Where do you go to enjoy good food and wine when you’re not in La Fromagerie?
We work with Noble Rot on Lamb’s Conduit Street. They have beautifully curated cheeses, that are so well thought through with the wine. Recent opening Neo Bistro in Mayfair has such an intelligent approach, integrating cheese so it’s absolutely part of the menu and not an add-on. Clipstone in Fitzrovia and sister restaurant Portland are also so interested in cheese, and I love The Laughing Heart in Hackney, it has a very nice wine list.
52 Lamb's Conduit Street, WC1N 3LL, lafromagerie.co.uk
NEAL’S YARD DAIRY WC2
The original cheese shop opened in 1979 at Neal’s Yard in Covent Garden, selecting and maturing farmhouse cheese. Order early to get your hands on their famous Stichelton, a soft and creamy raw milk blue cheese.
17 Shorts Gardens, WC2H 9AT, nealsyarddairy.co.uk
Rhuaridh Buchanan’s Marble Arch cheesemonger, established only three years ago, is a centre of excellence for all things cheese. After spending a decade at the coal face in some of the UK’s top restaurants, Buchanan knows his cheese, and is incredibly proud of his company’s flexible and bespoke approach.

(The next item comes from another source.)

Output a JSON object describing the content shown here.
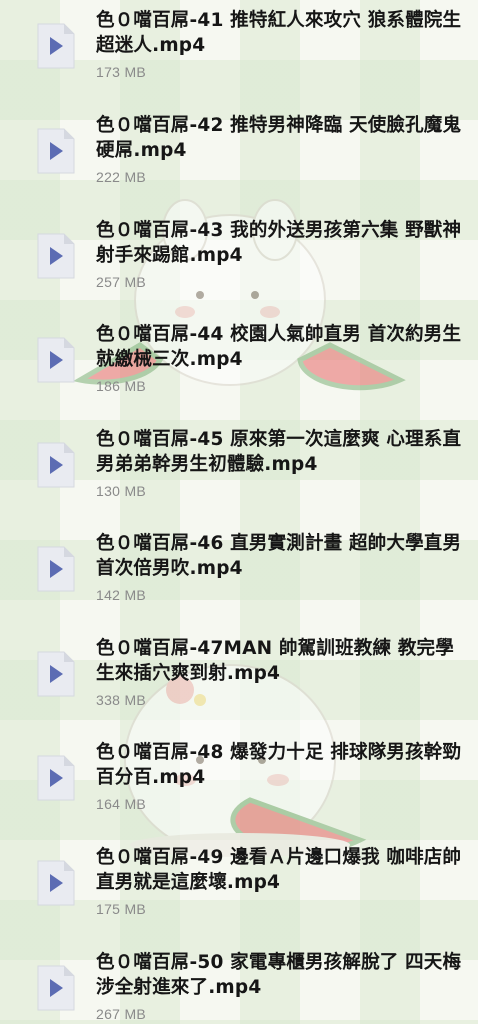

5A Porchester Place, W2 2BS, buchananscheesemonger.com
PAXTON & WHITFIELD SW1
Operating for over two centuries, Jermyn Street’s Paxton & Whitfield is a St James’s institution. The company caters to both retail and wholesale customers with exceptional expertise, customer service and high quality cheeses, as well as hampers, biscuits, chutneys and pâtés.
93 Jermyn Street, SW1Y 6JE, paxtonandwhitfield.co.uk
LA CAVE A FROMAGE SW7
Billed as “the world’s third most amazing cheese shop,” by the Daily Telegraph, La Cave’s flagship South Kensington shop stocks the finest cheeses the world has to offer. Expect creamy Welsh Perl and French Brillat Truffe among its 225 available cheeses.
24-25 Cromwell Place, SW7 2LD, la-cave.co.uk
CHEESE AT LEADENHALL EC3
Anyone for cheese by the Cheesegrater? Leadenhall, an independent cheese and wine shop in the heart of the City, serves as a restaurant for those who prefer to sit down and savour great cheeses and incredible wines.
4-5 Leadenhall Market, EC3V 1LR, cheeseatleadenhall.co.uk